For example, individuals who work in a stimulating environment, such as a fire station or hospital, may appreciate the color red. Studies have found that this deep shade increases the heart rate and boosts blood flow. For this reason, red can be a great addition to a space where physical activity or mental alertness is required. However, this hue shouldn’t be used in excess since it could trigger feelings of aggression and competition between workers.
What colors should you avoid in the workplace? Neutral colors such as white and gray may be modern and inoffensive, but they aren’t particularly stimulating. Moreover, they can have adverse effects on a person’s mood and actions. For example, gray may encourage workers to be passive and disengaged.
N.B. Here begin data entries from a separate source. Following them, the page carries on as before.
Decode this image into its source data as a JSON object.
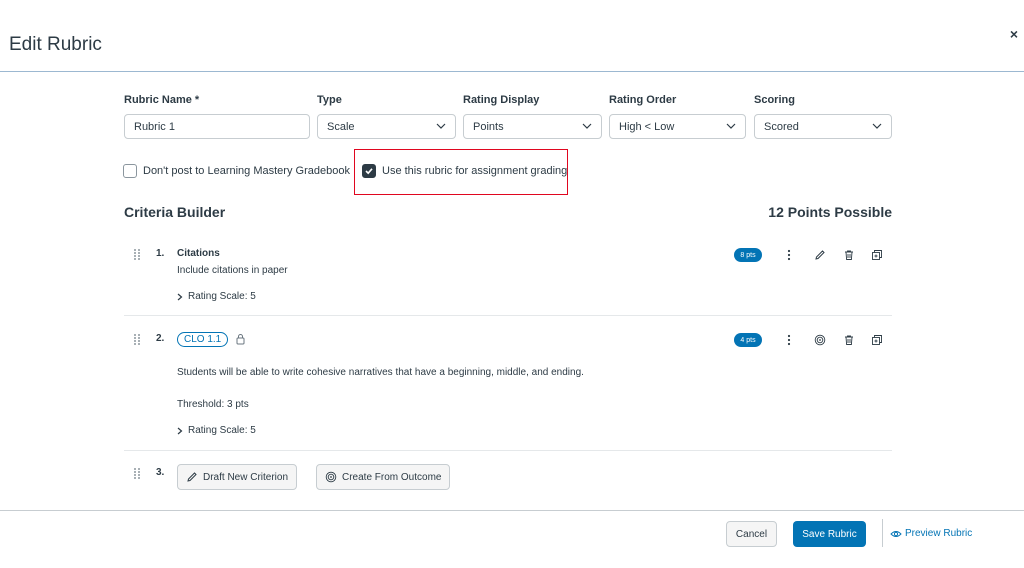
{
  "header": {
    "title": "Edit Rubric",
    "close_glyph": "×"
  },
  "fields": {
    "name": {
      "label": "Rubric Name *",
      "value": "Rubric 1"
    },
    "type": {
      "label": "Type",
      "value": "Scale"
    },
    "rating_display": {
      "label": "Rating Display",
      "value": "Points"
    },
    "rating_order": {
      "label": "Rating Order",
      "value": "High < Low"
    },
    "scoring": {
      "label": "Scoring",
      "value": "Scored"
    }
  },
  "options": {
    "dont_post": {
      "label": "Don't post to Learning Mastery Gradebook",
      "checked": false
    },
    "use_for_grading": {
      "label": "Use this rubric for assignment grading",
      "checked": true
    }
  },
  "builder": {
    "title": "Criteria Builder",
    "points_possible": "12 Points Possible"
  },
  "criteria": [
    {
      "number": "1.",
      "title": "Citations",
      "description": "Include citations in paper",
      "rating_scale": "Rating Scale: 5",
      "points": "8 pts"
    },
    {
      "number": "2.",
      "outcome_tag": "CLO 1.1",
      "description": "Students will be able to write cohesive narratives that have a beginning, middle, and ending.",
      "threshold": "Threshold: 3 pts",
      "rating_scale": "Rating Scale: 5",
      "points": "4 pts"
    }
  ],
  "new_row": {
    "number": "3.",
    "draft_label": "Draft New Criterion",
    "outcome_label": "Create From Outcome"
  },
  "footer": {
    "cancel": "Cancel",
    "save": "Save Rubric",
    "preview": "Preview Rubric"
  },
  "colors": {
    "accent": "#0374b5",
    "highlight": "#e0061f",
    "text": "#2d3b45"
  }
}
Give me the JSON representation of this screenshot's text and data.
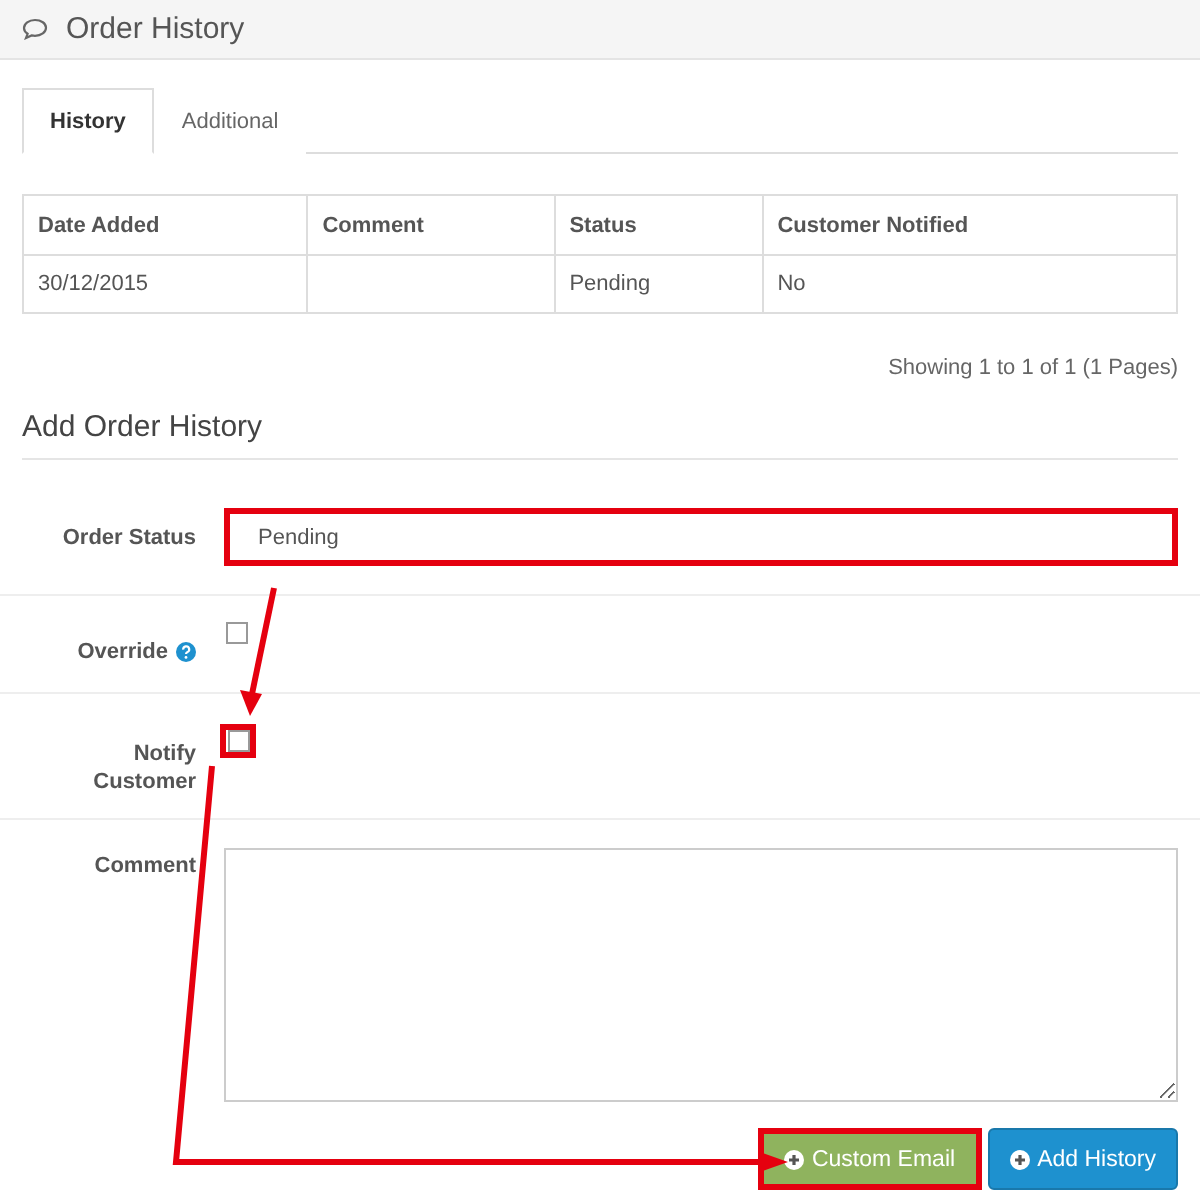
{
  "panel": {
    "title": "Order History"
  },
  "tabs": [
    {
      "label": "History",
      "selected": true
    },
    {
      "label": "Additional",
      "selected": false
    }
  ],
  "table": {
    "columns": [
      "Date Added",
      "Comment",
      "Status",
      "Customer Notified"
    ],
    "rows": [
      {
        "date_added": "30/12/2015",
        "status": "Pending",
        "customer_notified": "No"
      }
    ]
  },
  "pagination": "Showing 1 to 1 of 1 (1 Pages)",
  "form": {
    "title": "Add Order History",
    "fields": [
      {
        "kind": "select",
        "label": "Order Status",
        "value": "Pending",
        "highlighted": true
      },
      {
        "kind": "checkbox",
        "label": "Override",
        "help": true,
        "checked": false
      },
      {
        "kind": "checkbox",
        "label": "Notify Customer",
        "checked": false,
        "highlighted": true
      },
      {
        "kind": "textarea",
        "label": "Comment"
      }
    ]
  },
  "buttons": [
    {
      "label": "Custom Email",
      "kind": "success",
      "highlighted": true
    },
    {
      "label": "Add History",
      "kind": "primary"
    }
  ]
}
From floor to cubicle, to the meeting room and beyond, color psychology can be used to create an office space that is motivational and inspiring. For more ideas on how you can incorporate various shades to increase performance in the workplace, see the accompanying resource.